##### Exercise data
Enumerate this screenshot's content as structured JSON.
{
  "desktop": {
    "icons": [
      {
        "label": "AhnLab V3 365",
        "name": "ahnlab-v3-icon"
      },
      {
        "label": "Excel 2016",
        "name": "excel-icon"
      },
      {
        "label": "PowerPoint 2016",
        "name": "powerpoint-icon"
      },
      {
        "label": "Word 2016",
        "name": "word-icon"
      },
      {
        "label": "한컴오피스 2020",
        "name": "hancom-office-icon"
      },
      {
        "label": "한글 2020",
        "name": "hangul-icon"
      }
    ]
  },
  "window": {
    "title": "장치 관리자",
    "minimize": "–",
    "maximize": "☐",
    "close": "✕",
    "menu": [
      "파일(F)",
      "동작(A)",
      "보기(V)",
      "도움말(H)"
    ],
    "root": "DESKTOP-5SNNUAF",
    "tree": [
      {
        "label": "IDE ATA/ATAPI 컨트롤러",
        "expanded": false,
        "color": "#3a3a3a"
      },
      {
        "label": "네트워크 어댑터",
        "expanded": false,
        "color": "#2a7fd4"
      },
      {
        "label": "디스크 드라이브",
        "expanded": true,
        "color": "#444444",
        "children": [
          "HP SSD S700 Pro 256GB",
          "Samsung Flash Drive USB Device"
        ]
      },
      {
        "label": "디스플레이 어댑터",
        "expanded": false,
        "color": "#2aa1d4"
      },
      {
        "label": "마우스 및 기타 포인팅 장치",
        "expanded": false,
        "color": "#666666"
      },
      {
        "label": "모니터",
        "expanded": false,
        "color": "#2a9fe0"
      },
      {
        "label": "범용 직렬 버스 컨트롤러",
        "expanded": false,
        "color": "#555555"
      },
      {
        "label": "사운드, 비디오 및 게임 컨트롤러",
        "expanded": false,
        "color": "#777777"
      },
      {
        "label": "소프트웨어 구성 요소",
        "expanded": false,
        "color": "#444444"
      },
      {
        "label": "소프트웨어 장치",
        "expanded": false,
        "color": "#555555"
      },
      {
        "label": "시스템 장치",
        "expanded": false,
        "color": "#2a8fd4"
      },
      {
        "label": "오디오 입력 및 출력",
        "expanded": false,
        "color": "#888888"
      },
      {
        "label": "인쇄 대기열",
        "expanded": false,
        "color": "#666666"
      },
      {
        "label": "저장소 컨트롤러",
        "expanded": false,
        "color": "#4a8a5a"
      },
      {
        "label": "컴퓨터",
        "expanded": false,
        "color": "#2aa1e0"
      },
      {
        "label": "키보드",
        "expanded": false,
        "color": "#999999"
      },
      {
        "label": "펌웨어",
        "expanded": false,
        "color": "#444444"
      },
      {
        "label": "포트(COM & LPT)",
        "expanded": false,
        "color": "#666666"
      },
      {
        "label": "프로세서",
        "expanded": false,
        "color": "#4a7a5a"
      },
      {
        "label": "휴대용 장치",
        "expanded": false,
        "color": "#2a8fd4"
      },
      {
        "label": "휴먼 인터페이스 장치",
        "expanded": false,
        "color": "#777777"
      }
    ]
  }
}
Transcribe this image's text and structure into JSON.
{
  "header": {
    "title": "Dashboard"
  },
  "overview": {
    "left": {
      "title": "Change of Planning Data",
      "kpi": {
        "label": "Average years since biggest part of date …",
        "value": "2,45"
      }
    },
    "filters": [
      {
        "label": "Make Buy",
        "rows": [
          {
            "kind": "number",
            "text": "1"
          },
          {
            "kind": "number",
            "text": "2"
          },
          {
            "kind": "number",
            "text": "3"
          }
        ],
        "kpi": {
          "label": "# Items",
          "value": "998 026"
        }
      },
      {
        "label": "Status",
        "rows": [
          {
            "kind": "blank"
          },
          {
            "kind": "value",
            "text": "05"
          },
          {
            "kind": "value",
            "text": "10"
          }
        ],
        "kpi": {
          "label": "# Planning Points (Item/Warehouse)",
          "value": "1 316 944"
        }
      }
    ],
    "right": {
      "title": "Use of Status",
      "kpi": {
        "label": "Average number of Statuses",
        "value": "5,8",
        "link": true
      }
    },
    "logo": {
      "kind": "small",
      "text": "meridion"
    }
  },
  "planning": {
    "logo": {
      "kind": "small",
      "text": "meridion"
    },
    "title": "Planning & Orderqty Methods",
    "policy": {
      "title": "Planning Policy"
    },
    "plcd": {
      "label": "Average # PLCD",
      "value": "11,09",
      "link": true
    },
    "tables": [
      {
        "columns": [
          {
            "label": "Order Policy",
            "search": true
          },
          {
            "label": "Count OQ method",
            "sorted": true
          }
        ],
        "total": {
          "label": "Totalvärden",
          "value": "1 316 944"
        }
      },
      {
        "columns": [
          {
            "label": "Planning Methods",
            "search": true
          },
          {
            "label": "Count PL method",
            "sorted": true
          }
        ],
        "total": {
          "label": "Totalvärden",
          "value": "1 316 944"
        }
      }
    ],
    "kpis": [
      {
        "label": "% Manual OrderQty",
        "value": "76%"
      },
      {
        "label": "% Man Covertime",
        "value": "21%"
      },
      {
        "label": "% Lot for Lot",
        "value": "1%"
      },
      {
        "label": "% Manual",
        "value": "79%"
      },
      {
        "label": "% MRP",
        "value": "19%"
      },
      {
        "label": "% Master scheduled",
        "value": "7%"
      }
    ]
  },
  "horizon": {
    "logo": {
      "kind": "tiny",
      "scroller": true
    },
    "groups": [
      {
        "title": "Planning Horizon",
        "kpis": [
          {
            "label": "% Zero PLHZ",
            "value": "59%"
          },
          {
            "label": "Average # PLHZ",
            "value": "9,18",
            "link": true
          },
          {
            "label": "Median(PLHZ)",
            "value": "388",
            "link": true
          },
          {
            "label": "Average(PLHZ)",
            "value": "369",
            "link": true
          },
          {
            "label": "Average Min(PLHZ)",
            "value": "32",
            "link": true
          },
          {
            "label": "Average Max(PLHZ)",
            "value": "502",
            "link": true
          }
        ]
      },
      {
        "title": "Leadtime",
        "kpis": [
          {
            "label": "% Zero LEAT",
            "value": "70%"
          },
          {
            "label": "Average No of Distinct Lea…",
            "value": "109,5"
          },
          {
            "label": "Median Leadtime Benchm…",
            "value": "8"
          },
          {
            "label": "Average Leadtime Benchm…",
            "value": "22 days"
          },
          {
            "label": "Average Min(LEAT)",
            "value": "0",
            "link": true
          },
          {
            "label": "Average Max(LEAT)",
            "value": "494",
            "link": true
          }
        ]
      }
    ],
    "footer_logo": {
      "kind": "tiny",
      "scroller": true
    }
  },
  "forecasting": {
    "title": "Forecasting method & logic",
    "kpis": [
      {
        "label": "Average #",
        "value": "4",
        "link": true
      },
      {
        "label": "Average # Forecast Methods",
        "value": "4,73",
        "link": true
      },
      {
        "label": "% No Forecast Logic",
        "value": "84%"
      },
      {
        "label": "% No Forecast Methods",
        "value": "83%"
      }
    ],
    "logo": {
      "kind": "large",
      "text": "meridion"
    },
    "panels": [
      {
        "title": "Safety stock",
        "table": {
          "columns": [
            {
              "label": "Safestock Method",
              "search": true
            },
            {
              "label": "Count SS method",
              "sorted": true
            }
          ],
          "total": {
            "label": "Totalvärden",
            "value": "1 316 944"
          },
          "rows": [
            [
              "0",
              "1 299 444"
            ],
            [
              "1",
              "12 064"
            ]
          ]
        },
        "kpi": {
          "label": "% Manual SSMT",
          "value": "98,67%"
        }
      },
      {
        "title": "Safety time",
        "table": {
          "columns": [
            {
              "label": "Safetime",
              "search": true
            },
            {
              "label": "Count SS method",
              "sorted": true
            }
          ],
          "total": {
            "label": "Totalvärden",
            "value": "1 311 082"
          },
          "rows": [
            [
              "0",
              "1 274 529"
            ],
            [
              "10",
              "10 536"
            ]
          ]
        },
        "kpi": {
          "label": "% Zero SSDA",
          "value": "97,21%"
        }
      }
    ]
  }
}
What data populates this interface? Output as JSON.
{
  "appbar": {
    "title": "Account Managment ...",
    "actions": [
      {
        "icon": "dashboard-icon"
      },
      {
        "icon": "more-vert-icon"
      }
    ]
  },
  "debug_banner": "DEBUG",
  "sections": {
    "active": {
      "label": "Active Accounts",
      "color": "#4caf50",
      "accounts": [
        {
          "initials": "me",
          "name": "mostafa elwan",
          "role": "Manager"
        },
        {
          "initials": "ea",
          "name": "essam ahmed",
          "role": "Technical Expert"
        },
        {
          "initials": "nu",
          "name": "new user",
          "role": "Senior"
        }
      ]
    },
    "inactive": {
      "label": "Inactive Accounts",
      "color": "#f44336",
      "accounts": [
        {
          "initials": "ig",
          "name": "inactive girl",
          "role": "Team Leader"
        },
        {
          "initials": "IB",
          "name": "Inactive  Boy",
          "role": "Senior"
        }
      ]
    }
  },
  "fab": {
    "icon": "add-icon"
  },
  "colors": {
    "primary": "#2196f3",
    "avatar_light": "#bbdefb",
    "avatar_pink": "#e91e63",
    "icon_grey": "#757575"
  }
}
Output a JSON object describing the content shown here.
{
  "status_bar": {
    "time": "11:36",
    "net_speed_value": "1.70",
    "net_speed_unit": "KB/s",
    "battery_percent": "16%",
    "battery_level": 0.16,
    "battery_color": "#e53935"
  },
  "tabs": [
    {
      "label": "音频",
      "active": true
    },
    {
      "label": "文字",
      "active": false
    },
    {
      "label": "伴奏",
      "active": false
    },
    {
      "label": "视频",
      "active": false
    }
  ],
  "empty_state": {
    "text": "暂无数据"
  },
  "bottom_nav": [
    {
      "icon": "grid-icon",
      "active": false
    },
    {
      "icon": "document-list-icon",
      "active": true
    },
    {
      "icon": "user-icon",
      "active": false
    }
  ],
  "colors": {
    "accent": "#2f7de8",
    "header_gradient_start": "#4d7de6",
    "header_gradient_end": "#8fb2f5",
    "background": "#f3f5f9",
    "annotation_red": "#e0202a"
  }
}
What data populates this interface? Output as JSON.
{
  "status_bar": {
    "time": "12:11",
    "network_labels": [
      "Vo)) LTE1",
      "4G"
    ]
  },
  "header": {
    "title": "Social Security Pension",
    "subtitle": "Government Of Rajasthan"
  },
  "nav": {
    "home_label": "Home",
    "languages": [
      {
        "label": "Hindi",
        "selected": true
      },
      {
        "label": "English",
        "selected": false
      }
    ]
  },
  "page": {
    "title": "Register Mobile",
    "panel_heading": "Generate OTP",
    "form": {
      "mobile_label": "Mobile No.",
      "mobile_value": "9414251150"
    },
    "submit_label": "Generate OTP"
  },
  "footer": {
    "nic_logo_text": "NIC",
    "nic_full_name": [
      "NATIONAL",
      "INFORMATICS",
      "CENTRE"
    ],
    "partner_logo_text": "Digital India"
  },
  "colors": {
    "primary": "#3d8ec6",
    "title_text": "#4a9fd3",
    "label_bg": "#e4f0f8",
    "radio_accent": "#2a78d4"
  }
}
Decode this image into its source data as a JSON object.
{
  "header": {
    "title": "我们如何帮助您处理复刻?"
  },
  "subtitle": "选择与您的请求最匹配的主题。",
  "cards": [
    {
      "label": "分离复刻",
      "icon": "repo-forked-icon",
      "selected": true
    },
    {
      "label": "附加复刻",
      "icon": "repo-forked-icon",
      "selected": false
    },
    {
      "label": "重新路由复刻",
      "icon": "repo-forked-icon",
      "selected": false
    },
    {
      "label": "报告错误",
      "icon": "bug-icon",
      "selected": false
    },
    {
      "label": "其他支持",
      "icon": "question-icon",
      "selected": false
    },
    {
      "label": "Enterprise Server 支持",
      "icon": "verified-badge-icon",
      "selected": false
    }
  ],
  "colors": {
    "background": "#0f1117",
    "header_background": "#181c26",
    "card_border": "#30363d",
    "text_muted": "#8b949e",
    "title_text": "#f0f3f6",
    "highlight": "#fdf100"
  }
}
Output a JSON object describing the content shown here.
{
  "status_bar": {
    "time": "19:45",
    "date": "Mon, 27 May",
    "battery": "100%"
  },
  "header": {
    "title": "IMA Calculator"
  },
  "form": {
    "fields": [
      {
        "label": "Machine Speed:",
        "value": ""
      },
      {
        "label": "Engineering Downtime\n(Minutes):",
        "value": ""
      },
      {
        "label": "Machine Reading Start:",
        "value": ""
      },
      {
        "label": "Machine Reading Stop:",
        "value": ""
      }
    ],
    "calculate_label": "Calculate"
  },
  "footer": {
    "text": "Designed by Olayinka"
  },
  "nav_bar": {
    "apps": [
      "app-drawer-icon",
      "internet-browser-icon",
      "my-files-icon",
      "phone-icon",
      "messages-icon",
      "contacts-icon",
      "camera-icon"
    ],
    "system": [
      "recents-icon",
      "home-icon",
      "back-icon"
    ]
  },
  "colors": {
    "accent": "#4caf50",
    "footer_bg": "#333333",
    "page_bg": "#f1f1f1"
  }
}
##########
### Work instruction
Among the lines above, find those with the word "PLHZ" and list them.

### Solution to the problem
            "label": "% Zero PLHZ",
            "label": "Average # PLHZ",
            "label": "Median(PLHZ)",
            "label": "Average(PLHZ)",
            "label": "Average Min(PLHZ)",
            "label": "Average Max(PLHZ)",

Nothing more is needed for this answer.